The answer must be an exact copy of the records, with every picture removed.

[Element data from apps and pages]
:::

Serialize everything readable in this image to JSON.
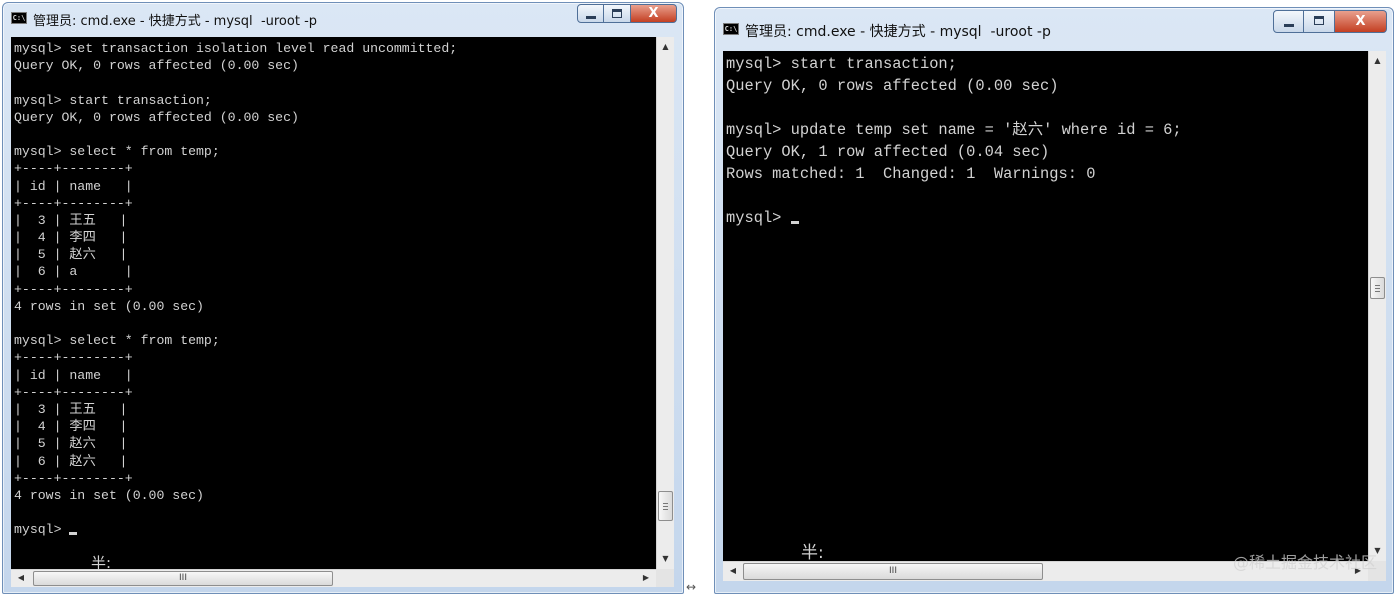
{
  "left_window": {
    "title": "管理员: cmd.exe - 快捷方式 - mysql  -uroot -p",
    "icon_label": "C:\\",
    "lines": [
      "mysql> set transaction isolation level read uncommitted;",
      "Query OK, 0 rows affected (0.00 sec)",
      "",
      "mysql> start transaction;",
      "Query OK, 0 rows affected (0.00 sec)",
      "",
      "mysql> select * from temp;",
      "+----+--------+",
      "| id | name   |",
      "+----+--------+",
      "|  3 | 王五   |",
      "|  4 | 李四   |",
      "|  5 | 赵六   |",
      "|  6 | a      |",
      "+----+--------+",
      "4 rows in set (0.00 sec)",
      "",
      "mysql> select * from temp;",
      "+----+--------+",
      "| id | name   |",
      "+----+--------+",
      "|  3 | 王五   |",
      "|  4 | 李四   |",
      "|  5 | 赵六   |",
      "|  6 | 赵六   |",
      "+----+--------+",
      "4 rows in set (0.00 sec)",
      "",
      "mysql> "
    ],
    "ime_status": "半:",
    "hscroll_thumb_label": "III"
  },
  "right_window": {
    "title": "管理员: cmd.exe - 快捷方式 - mysql  -uroot -p",
    "icon_label": "C:\\",
    "lines": [
      "mysql> start transaction;",
      "Query OK, 0 rows affected (0.00 sec)",
      "",
      "mysql> update temp set name = '赵六' where id = 6;",
      "Query OK, 1 row affected (0.04 sec)",
      "Rows matched: 1  Changed: 1  Warnings: 0",
      "",
      "mysql> "
    ],
    "ime_status": "半:",
    "hscroll_thumb_label": "III"
  },
  "window_controls": {
    "close_label": "X"
  },
  "resize_arrow": "↔",
  "watermark": "@稀土掘金技术社区",
  "colors": {
    "console_bg": "#000000",
    "console_text": "#d2d2d2",
    "title_text": "#111111"
  }
}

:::

- _Solution for this exercise_:
Serialize everything readable in this image to JSON.
{
  "left_window": {
    "title": "管理员: cmd.exe - 快捷方式 - mysql  -uroot -p",
    "icon_label": "C:\\",
    "lines": [
      "mysql> set transaction isolation level read uncommitted;",
      "Query OK, 0 rows affected (0.00 sec)",
      "",
      "mysql> start transaction;",
      "Query OK, 0 rows affected (0.00 sec)",
      "",
      "mysql> select * from temp;",
      "+----+--------+",
      "| id | name   |",
      "+----+--------+",
      "|  3 | 王五   |",
      "|  4 | 李四   |",
      "|  5 | 赵六   |",
      "|  6 | a      |",
      "+----+--------+",
      "4 rows in set (0.00 sec)",
      "",
      "mysql> select * from temp;",
      "+----+--------+",
      "| id | name   |",
      "+----+--------+",
      "|  3 | 王五   |",
      "|  4 | 李四   |",
      "|  5 | 赵六   |",
      "|  6 | 赵六   |",
      "+----+--------+",
      "4 rows in set (0.00 sec)",
      "",
      "mysql> "
    ],
    "ime_status": "半:",
    "hscroll_thumb_label": "III"
  },
  "right_window": {
    "title": "管理员: cmd.exe - 快捷方式 - mysql  -uroot -p",
    "icon_label": "C:\\",
    "lines": [
      "mysql> start transaction;",
      "Query OK, 0 rows affected (0.00 sec)",
      "",
      "mysql> update temp set name = '赵六' where id = 6;",
      "Query OK, 1 row affected (0.04 sec)",
      "Rows matched: 1  Changed: 1  Warnings: 0",
      "",
      "mysql> "
    ],
    "ime_status": "半:",
    "hscroll_thumb_label": "III"
  },
  "window_controls": {
    "close_label": "X"
  },
  "resize_arrow": "↔",
  "watermark": "@稀土掘金技术社区",
  "colors": {
    "console_bg": "#000000",
    "console_text": "#d2d2d2",
    "title_text": "#111111"
  }
}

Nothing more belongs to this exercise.